At the moment an Obama victory looks more likely, but as Professor Green pointed out in his opening comments - "The 2008 U.S. Presidential contest is the strangest and most unpredictable battle in decades – perhaps even in almost a century. Why? Think of a sailing vessel trying to cross the Atlantic Ocean that every few days encounters a giant gust of
wind that propels the ship in a completely different direction.
"

Professor Green is also a political analyst for Chicago's WGN Radio - I'll certainly be listening out for his comments on that station (you should be able to listen live or download "Paul's Podcast" at http://wgnradio.com/index.php?option=com_frontpage&Itemid=1)

Friday, 3 October 2008

Bailout Information

Roll Call, the respected journal which appears on Capitol hill - and thankfully has an online subsciption (which I value greatly) - is publishing a webpage dealing with the Bailout. It describes itself as -

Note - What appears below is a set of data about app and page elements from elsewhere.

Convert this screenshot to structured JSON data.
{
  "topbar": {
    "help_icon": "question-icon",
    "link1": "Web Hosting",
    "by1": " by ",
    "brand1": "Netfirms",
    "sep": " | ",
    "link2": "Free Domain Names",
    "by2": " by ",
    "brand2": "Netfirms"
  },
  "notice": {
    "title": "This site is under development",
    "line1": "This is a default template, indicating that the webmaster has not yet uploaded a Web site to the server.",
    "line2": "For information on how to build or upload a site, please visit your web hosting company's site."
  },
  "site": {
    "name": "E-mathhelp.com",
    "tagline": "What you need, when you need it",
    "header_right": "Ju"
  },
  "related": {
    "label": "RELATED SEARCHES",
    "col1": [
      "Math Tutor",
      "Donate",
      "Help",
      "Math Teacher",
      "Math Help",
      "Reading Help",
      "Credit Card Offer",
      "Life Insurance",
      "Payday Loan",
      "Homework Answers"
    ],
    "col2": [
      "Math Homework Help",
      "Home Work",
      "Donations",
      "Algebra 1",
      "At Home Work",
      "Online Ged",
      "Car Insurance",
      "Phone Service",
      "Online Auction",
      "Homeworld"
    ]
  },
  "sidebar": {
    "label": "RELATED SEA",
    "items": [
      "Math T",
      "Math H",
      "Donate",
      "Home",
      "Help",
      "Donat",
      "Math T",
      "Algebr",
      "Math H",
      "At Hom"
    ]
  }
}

"Roll Call's Bailout Information Center is a clearinghouse for Roll Call's extensive coverage of the Emergency Economic Stabilization Act. It also serves as a resource to examine how each member of Congress voted and voice your opinion directly to your lawmaker."

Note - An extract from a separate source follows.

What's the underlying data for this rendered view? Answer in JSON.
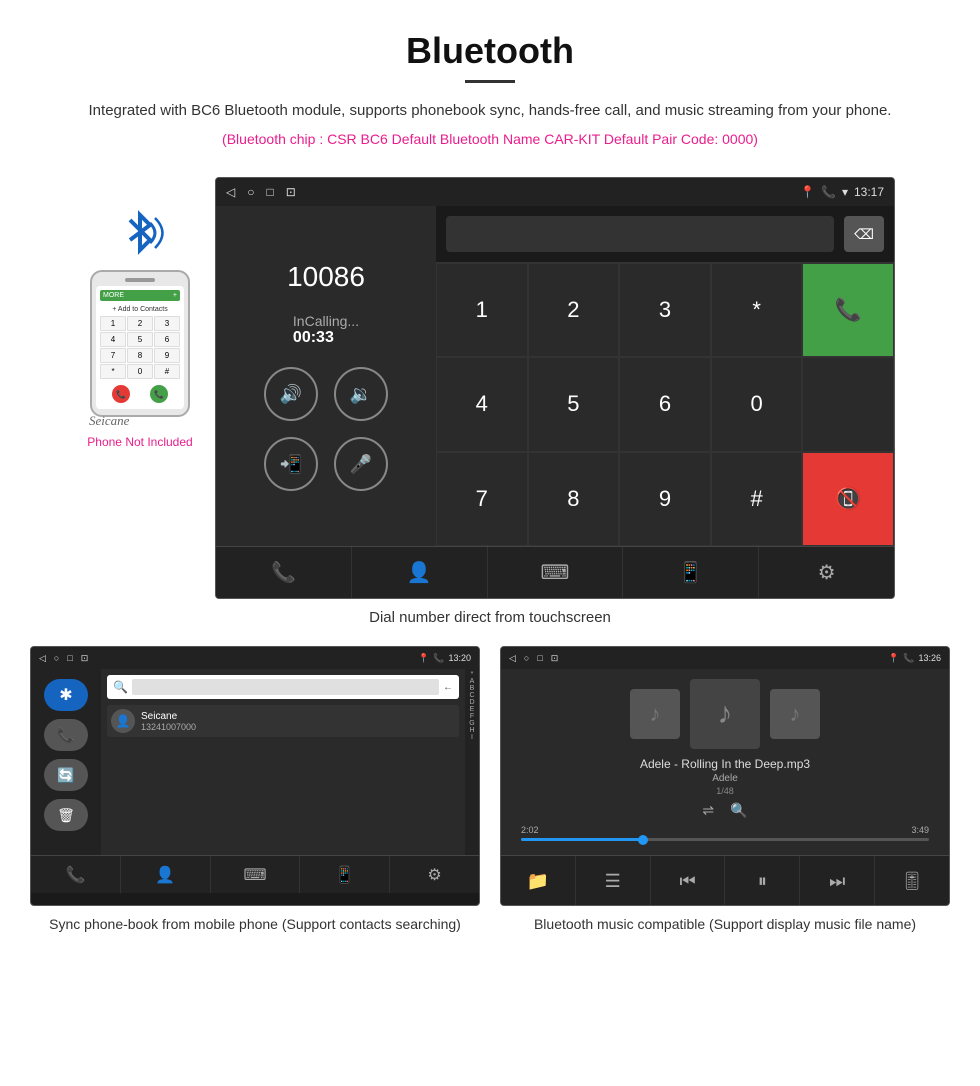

Europe and America

This evening I will be in Wellingborough talking about "The EU and the US - a new future". My talk will consider the future of the transatlantic relationship. I'll be arguing that while there are many differences, sometimes even tensions, across the Atlantic - we have important shared values and Interests. Recent days have underlined how economically close we are, whilst Russia's invasion of Georgia; and the worldwide fight against violent terrorism underline the need to co-operate.

With major US elections just a month and a day away, there are opportunities to rebuild the relationship. On the other hand the world economic crisis will bring challenges - and the temptation of 'protectionism'.

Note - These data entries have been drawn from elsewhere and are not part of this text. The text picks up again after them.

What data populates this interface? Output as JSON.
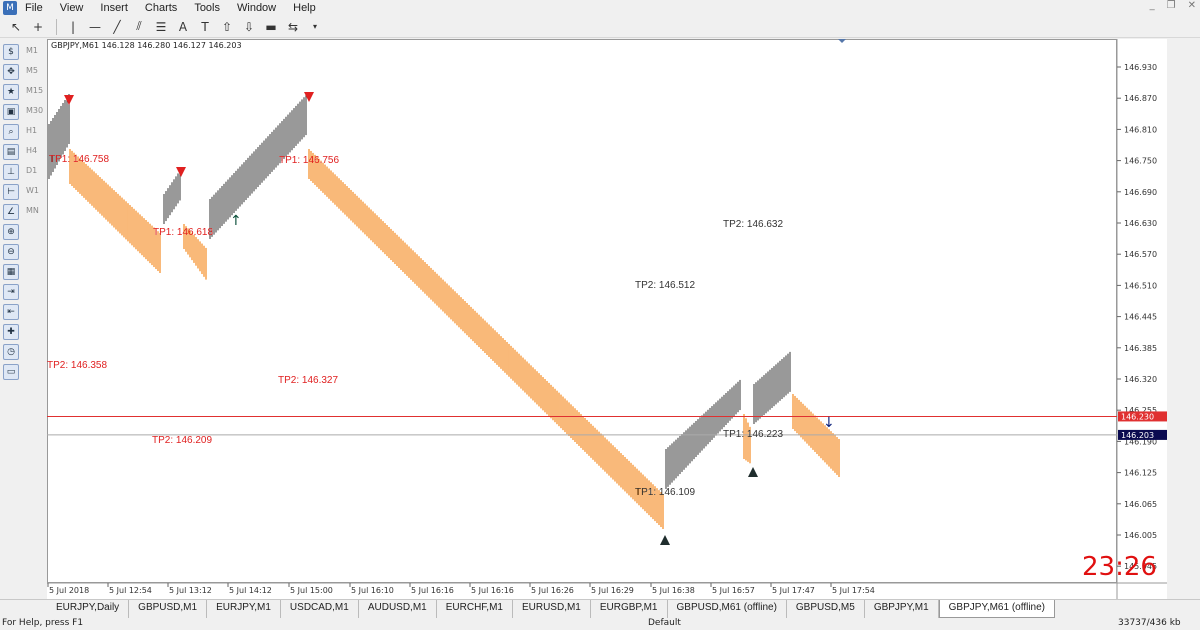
{
  "menu": [
    "File",
    "View",
    "Insert",
    "Charts",
    "Tools",
    "Window",
    "Help"
  ],
  "toolbar_icons": [
    "cursor-icon",
    "crosshair-icon",
    "vertical-line-icon",
    "horizontal-line-icon",
    "trendline-icon",
    "channel-icon",
    "fibonacci-icon",
    "text-icon",
    "text-label-icon",
    "arrow-up-icon",
    "arrow-down-icon",
    "rectangle-icon",
    "shapes-icon"
  ],
  "left_tools": [
    "market-watch-icon",
    "navigator-icon",
    "favorites-icon",
    "data-window-icon",
    "strategy-tester-icon",
    "terminal-icon",
    "trade-icon",
    "period-sep-icon",
    "indicator-icon",
    "zoom-in-icon",
    "zoom-out-icon",
    "tile-icon",
    "autoscroll-icon",
    "chart-shift-icon",
    "new-order-icon",
    "history-icon",
    "options-icon"
  ],
  "timeframes": [
    "M1",
    "M5",
    "M15",
    "M30",
    "H1",
    "H4",
    "D1",
    "W1",
    "MN"
  ],
  "chart": {
    "header": "GBPJPY,M61  146.128 146.280 146.127 146.203",
    "clock": "23:26",
    "price_labels": [
      "146.930",
      "146.870",
      "146.810",
      "146.750",
      "146.690",
      "146.630",
      "146.570",
      "146.510",
      "146.445",
      "146.385",
      "146.320",
      "146.255",
      "146.190",
      "146.125",
      "146.065",
      "146.005",
      "145.945"
    ],
    "price_tags": {
      "ask": "146.230",
      "bid": "146.203"
    },
    "time_labels": [
      "5 Jul 2018",
      "5 Jul 12:54",
      "5 Jul 13:12",
      "5 Jul 14:12",
      "5 Jul 15:00",
      "5 Jul 16:10",
      "5 Jul 16:16",
      "5 Jul 16:16",
      "5 Jul 16:26",
      "5 Jul 16:29",
      "5 Jul 16:38",
      "5 Jul 16:57",
      "5 Jul 17:47",
      "5 Jul 17:54"
    ],
    "annotations": [
      {
        "text": "TP1: 146.758",
        "color": "#e02020"
      },
      {
        "text": "TP1: 146.618",
        "color": "#e02020"
      },
      {
        "text": "TP1: 146.756",
        "color": "#e02020"
      },
      {
        "text": "TP2: 146.358",
        "color": "#e02020"
      },
      {
        "text": "TP2: 146.327",
        "color": "#e02020"
      },
      {
        "text": "TP2: 146.209",
        "color": "#e02020"
      },
      {
        "text": "TP2: 146.632",
        "color": "#333333"
      },
      {
        "text": "TP2: 146.512",
        "color": "#333333"
      },
      {
        "text": "TP1: 146.223",
        "color": "#333333"
      },
      {
        "text": "TP1: 146.109",
        "color": "#333333"
      }
    ],
    "colors": {
      "bear": "#f58a20",
      "bull": "#555555",
      "ask_line": "#e03030",
      "bid_line": "#aaaaaa",
      "clock": "#e01010"
    }
  },
  "tabs": [
    "EURJPY,Daily",
    "GBPUSD,M1",
    "EURJPY,M1",
    "USDCAD,M1",
    "AUDUSD,M1",
    "EURCHF,M1",
    "EURUSD,M1",
    "EURGBP,M1",
    "GBPUSD,M61 (offline)",
    "GBPUSD,M5",
    "GBPJPY,M1",
    "GBPJPY,M61 (offline)"
  ],
  "active_tab": "GBPJPY,M61 (offline)",
  "status": {
    "help": "For Help, press F1",
    "profile": "Default",
    "traffic": "33737/436 kb"
  }
}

I'm sure there will be great interest in the outcome of the US Presidential race - and its implications for transatlantic relationships. This morning I am travelling to London to hear Professor Paul Green, the Director of the Institute for Politics, Roosevelt University (Chicago, IL) http://www2.roosevelt.edu/dir/profile.asp?jump=688 speak about "The who, the what and the why of the 2008 US Presidential Election" at Chatham House.

And as soon as I get a chance, I'll be watching videos of last night's Vice Presidential debate. Sadly I'll miss More 4's showing of "Recount". the film about the aftermath of the 2000 Election. (9pm).

Thursday, 2 October 2008

What's next?

In Britain the conference season has ended. Parliament returns on Monday. The next few weeks will be busy. It may all start today. There are expectations that Gordon Brown will announce a reshuffle. Some ministers have already indicated that they want to stand down - Ruth Kelly being the most high profile. Whether, in the current climate, Brown will feel able to announce a major reshuffle - or just a few necessary changes - remains to be seen.

There is much business to be completed before the end of the 2007/09 session - (The new season is due to begin with the Queen's Speech on December 3rd). The progress on bills can be seen at


A parliamentary calendar can be found at http://services.parliament.uk/calendar/default.aspx

Expect some action in the House of Lords, particularly over the Counter Terrorism Bill and the Planning Bill - both are being considered next week (and beyond).

Wednesday, 1 October 2008

Student Politics

For many universities this is "intro week". A key part of that is the "freshers fayre" - an opportunity for new (and returning) students to see the range of societies available at the University. The political parties will be recruiting for members.

The main student groups affliated to the political parties in the UK are -



One major difference between student activity in the UK and the USA this autumn/fall - is the emphasis on voter registration. While US students will be encouraged to register for the coming elections - this is a less stressed aspect of British student activity. All households (including student households) are required by law to register all persons aged over 18. Sadly many students miss out on filling the forms - and so can't vote. If you are a student at university, get in touch with the Electoral Registration Officer at the local council.